E-Alerts & Press Releases

PJC Argues Court Erred in Denying Mother Continuance to Find Counsel in Child Custody Case

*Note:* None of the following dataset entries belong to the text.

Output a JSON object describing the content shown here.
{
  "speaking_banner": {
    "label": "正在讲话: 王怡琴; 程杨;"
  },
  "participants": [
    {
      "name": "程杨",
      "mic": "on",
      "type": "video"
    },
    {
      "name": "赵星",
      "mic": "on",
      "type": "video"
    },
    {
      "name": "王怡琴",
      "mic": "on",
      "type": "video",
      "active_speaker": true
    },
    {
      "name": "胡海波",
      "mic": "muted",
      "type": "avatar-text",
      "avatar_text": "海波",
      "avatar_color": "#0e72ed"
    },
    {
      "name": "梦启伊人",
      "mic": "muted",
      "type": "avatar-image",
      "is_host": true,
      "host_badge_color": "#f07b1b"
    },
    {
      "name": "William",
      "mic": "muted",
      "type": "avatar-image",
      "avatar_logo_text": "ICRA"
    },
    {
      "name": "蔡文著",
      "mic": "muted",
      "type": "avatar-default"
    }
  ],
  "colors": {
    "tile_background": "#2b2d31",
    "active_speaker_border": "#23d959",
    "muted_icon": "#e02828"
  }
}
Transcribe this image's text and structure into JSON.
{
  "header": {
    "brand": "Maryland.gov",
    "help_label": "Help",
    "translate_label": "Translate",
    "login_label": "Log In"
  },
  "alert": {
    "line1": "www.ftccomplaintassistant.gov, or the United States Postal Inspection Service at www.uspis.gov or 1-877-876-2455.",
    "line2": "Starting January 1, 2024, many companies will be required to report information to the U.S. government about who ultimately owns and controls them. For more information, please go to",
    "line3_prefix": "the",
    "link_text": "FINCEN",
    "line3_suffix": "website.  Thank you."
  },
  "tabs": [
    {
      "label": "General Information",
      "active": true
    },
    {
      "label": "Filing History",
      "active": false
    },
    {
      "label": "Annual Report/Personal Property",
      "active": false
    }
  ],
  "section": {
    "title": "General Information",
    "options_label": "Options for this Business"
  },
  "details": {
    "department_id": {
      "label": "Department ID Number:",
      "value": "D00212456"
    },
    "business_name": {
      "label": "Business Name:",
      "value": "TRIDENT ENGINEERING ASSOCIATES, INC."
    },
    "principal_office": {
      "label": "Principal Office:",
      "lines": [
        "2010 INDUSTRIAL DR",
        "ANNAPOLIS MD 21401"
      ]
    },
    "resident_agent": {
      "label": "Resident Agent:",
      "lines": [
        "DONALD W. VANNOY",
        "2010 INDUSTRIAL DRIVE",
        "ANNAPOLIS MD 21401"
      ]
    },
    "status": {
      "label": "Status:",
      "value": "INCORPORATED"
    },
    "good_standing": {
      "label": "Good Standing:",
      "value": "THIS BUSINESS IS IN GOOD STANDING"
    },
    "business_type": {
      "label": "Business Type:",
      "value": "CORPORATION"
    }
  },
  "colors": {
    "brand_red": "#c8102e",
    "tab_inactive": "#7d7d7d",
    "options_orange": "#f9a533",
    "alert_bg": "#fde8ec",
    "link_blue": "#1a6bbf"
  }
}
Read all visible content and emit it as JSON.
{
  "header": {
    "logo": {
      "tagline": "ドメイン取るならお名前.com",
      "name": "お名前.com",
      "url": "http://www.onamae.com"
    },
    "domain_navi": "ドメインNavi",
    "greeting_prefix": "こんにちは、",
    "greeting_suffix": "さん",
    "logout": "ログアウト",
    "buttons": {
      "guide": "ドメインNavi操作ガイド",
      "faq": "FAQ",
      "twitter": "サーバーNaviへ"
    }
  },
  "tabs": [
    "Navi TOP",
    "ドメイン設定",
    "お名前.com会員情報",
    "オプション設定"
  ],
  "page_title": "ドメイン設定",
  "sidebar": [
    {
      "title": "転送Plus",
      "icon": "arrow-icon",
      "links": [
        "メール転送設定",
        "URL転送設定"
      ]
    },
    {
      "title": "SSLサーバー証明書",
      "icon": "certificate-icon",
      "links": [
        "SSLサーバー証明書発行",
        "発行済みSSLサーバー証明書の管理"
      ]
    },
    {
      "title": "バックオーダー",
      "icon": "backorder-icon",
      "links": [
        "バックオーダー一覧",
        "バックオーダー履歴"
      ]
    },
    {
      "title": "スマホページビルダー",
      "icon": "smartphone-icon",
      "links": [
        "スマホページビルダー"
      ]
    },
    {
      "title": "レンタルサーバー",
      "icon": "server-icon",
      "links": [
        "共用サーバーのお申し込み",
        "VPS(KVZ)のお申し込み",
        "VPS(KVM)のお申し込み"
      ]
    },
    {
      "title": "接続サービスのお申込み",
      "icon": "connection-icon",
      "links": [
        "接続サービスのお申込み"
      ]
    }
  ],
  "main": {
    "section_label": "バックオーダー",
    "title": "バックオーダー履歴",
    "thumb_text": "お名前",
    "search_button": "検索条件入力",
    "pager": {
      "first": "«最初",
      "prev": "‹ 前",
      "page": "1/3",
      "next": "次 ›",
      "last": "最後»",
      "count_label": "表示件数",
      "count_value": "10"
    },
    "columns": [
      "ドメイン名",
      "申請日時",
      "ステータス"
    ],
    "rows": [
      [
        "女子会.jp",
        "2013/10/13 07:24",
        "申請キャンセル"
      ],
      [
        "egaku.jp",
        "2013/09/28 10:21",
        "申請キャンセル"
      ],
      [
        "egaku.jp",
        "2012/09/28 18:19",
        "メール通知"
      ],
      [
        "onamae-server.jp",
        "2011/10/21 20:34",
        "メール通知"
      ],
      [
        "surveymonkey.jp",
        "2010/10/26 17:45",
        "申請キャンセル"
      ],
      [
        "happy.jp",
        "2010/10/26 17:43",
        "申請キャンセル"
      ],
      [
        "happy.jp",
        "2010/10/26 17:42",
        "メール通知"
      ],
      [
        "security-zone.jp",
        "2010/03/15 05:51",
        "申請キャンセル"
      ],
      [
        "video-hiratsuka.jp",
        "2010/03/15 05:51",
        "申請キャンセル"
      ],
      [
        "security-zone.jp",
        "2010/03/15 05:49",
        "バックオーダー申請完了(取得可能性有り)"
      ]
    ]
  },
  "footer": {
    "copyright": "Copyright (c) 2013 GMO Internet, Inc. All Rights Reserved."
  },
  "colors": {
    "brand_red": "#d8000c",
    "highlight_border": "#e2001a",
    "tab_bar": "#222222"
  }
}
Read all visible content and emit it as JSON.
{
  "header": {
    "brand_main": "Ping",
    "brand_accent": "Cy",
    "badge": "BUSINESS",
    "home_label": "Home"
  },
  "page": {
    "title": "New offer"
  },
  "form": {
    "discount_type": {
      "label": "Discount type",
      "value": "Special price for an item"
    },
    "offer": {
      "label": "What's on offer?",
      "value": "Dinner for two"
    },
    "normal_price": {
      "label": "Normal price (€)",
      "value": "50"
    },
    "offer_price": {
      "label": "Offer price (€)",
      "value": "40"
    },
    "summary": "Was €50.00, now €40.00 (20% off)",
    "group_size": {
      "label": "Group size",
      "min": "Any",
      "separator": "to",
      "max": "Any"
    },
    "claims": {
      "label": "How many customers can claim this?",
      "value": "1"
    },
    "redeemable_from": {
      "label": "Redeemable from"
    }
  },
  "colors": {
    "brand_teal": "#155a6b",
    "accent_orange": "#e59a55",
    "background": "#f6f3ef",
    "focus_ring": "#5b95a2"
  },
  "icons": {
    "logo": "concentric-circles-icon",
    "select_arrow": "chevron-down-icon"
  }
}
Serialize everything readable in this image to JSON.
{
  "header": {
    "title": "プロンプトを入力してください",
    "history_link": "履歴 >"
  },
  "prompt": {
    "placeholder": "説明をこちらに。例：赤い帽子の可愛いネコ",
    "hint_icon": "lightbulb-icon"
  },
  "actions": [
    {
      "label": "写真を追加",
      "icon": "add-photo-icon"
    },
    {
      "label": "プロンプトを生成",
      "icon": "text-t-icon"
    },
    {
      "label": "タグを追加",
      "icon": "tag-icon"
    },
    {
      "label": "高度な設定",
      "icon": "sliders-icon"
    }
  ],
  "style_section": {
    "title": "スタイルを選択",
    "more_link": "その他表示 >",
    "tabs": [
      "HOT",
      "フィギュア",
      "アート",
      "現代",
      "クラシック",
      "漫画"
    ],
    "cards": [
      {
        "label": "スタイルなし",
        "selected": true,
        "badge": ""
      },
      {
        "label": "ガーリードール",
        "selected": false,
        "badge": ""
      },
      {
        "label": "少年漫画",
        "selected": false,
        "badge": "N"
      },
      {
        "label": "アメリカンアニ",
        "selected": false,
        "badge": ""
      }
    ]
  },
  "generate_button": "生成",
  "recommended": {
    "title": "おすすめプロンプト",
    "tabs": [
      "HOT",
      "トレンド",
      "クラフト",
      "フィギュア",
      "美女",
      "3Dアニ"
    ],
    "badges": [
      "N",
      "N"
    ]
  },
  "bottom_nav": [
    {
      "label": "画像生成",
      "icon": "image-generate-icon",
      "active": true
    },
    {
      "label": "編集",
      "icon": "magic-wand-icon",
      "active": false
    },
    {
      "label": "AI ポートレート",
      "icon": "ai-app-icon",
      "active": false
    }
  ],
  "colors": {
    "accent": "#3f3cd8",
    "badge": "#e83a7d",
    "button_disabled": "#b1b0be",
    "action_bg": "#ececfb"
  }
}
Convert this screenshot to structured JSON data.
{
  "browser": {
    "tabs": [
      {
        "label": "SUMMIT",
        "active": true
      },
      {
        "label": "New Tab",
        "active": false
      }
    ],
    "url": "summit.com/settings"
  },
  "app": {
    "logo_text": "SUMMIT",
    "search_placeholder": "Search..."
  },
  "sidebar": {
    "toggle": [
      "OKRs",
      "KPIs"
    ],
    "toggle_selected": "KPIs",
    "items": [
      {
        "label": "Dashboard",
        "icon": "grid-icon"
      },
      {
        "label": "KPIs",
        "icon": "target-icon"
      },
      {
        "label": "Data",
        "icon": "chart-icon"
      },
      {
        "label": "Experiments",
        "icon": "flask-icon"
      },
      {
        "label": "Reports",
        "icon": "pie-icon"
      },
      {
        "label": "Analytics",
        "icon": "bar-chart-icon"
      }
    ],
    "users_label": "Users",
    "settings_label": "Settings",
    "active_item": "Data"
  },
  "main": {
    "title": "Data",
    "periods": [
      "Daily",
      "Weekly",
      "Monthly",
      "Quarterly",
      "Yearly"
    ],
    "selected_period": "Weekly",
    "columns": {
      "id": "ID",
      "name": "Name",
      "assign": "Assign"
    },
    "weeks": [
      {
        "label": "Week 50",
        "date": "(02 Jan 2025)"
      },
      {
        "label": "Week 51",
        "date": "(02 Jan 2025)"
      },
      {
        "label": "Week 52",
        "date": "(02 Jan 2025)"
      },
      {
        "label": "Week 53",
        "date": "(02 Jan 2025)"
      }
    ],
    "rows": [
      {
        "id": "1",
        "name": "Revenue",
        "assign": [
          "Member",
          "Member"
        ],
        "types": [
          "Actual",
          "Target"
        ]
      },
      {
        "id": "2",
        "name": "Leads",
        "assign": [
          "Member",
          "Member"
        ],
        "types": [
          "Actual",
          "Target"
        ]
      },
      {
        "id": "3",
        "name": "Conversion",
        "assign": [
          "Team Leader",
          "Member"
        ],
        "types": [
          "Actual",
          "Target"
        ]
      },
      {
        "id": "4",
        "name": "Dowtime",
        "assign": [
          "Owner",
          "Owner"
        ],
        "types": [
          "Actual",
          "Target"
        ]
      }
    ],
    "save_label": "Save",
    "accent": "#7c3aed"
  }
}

On March 20, 2006, the Public Justice Center, along with Legal Aid Bureau and Maryland Volunteer Lawyers Services, filed an amicus brief in the case of Tara M. Touzeau v. Scott E. Deffinbaugh, at the Court of Appeals for Maryland.
In this contested custody case, the mother could not afford to retain counsel to represent her.  The father was represented, and the presiding Master strongly recommended that the mother obtain legal representation. The mother consulted with the Legal Aid Bureau and with a private attorney at Miles & Stockbridge, who were willing to take her case if she could get a continuance of the trial to properly prepare.  The Circuit Court for Montgomery County denied the mother’s motion for a continuance, and compelled her to go forward without an attorney.  At the close of the two day trial, the circuit court ruled against her.
With the assistance of Miles & Stockbridge, the mother appealed, arguing that the court was wrong to deny her a continuance to get a lawyer. The Court of Special Appeals affirmed the judgment of the circuit court.  The mother appealed to the Court of Appeals.
At the Court of Appeals, the PJC’s amicus brief argued that the lower court decision would deny meaningful access to justice for the thousands of Maryland litigants who involuntarily represent themselves because they cannot afford counsel.  Specifically, PJC’s amicus brief highlighted that (1) Maryland’s legal community and the Court of Appeals have invested much in promoting access to justice for the poor, (2) it remains extremely difficult for a poor litigant to obtain a lawyer in a contested custody case, and (3) it is an abuse of discretion to deny a continuance where a poor litigant has secured representation for a contested custody case.  The brief presented a wealth of data and the experience of amici Legal Aid and MVLS, attesting to the fact that the array of providers of legal services for the poor meet only 20% of their needs for legal assistance with civil legal problems.  Moreover, contested custody cases are universally regarded as the area of greatest unmet need and the most difficult to place with pro bono counsel.  The brief argued that courts must be cognizant of this context when ruling on motions for continuances to allow pro bono representation; otherwise, pro bono services to poor family law litigants will be further hampered. 
The amicus brief was authored by PJC Legal Director Debra Gardner and by Stephen Sachs of  Wilmer, Cutler, Pickering, Hale & Dorr LLP.

« Back